As has already been mentioned, in 2020 the pandemic has caused a severe crisis in the audiovisual industry. For this reason, the government, through several royal decrees, has approved different economic aid measures to mitigate the economic impact that the pandemic is creating in the media and entertainment sector. Among other things, the government has allocated €15 million to private television companies as part of urgent aid to mitigate the impact of covid-19 on the economy and as temporary compensation for certain expenses regarding the mandatory population coverage of digital terrestrial television services.
The government has also enabled companies that provide services considered essential during the state of alarm (as is the case for some media companies) to present labour force adjustment plans due to force majeure for 'that part of the activity or that part of the workforce that is not affected by the nature of essential activity'. In addition, the government has also lowered VAT on digital publications from 21 to 4 per cent to address the economic impact generated by covid-19. This includes digital press and electronic books, which have been equated with paper publications.
In any event, due attention shall be paid to these kinds of exceptional measures in the coming months, as the effects of the pandemic do not seem likely to cease in the short term.
New trends in the sector are driven by the new generation's preferences and the way they establish and conduct their relationships, as well as by technological progress.
The covid-19 pandemic has certainly accelerated an increase in the use of social networks, and the need for an immediate connection through electronic devices (computers, mobile phones, tablets, smart TVs, smart watches and other wearable devices) and the emergence of new products (such as videoconference apps due to the implantation of teleworking) has forced companies to adapt and provide services in a more direct, swift and smooth manner in order to access these new potential customers.
Traditional information access channels are facing the big challenge of not falling into obsolescence in an industry where the main constant is change. In line with this, new media are developing quickly, and the influence of big data is apparently unstoppable.
The speed at which the sector is evolving will test not only companies' ability to adapt to the industry's changes due to the existing pandemic, but the current legal system itself, which will most probably not adapt to the new realities in an encompassed manner. Law always comes behind reality, especially when our society is facing a situation like the one that is affecting the entire world.

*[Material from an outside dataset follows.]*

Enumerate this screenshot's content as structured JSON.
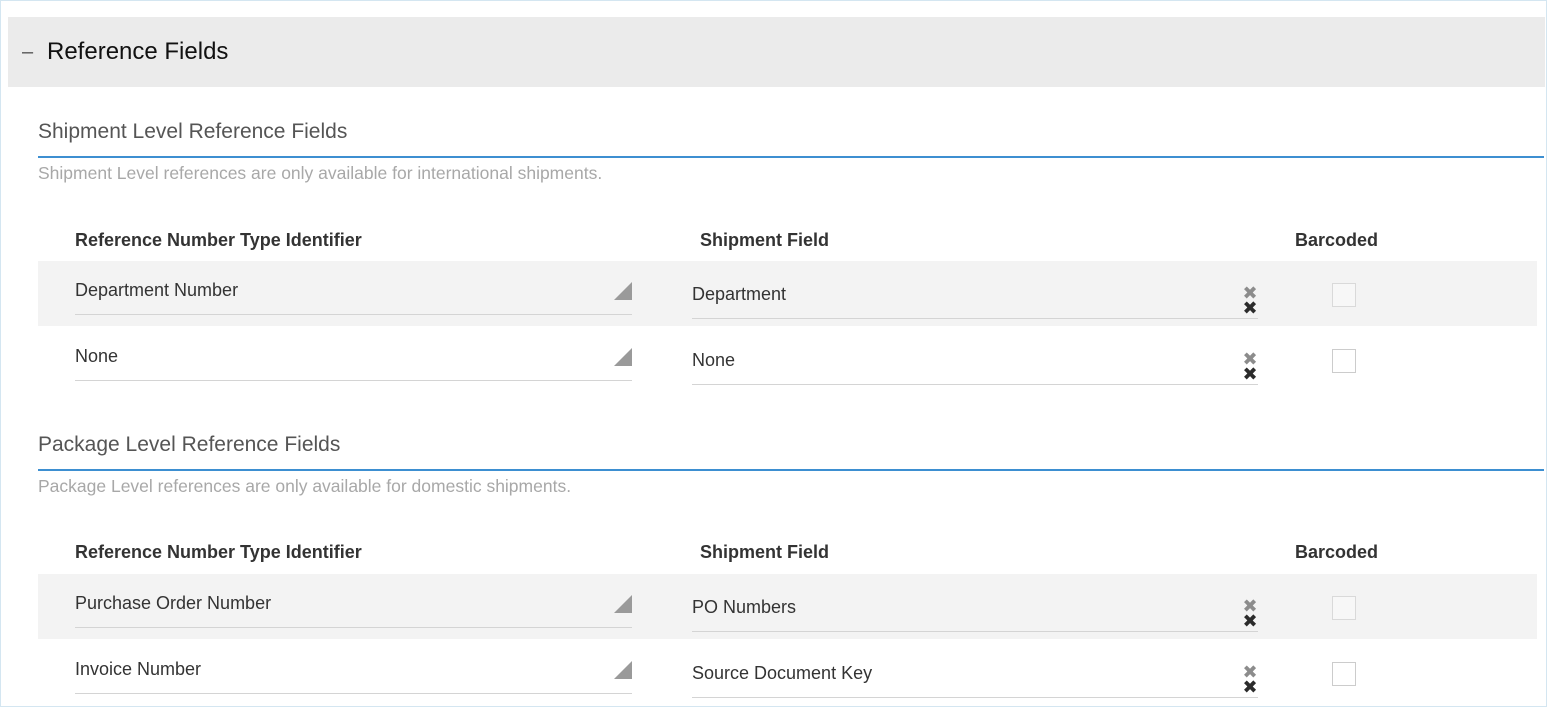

Digitisation is no longer something that will arrive in the future, as it has burst into our society to become the present to which all economic sectors, without exceptions, will have to adapt.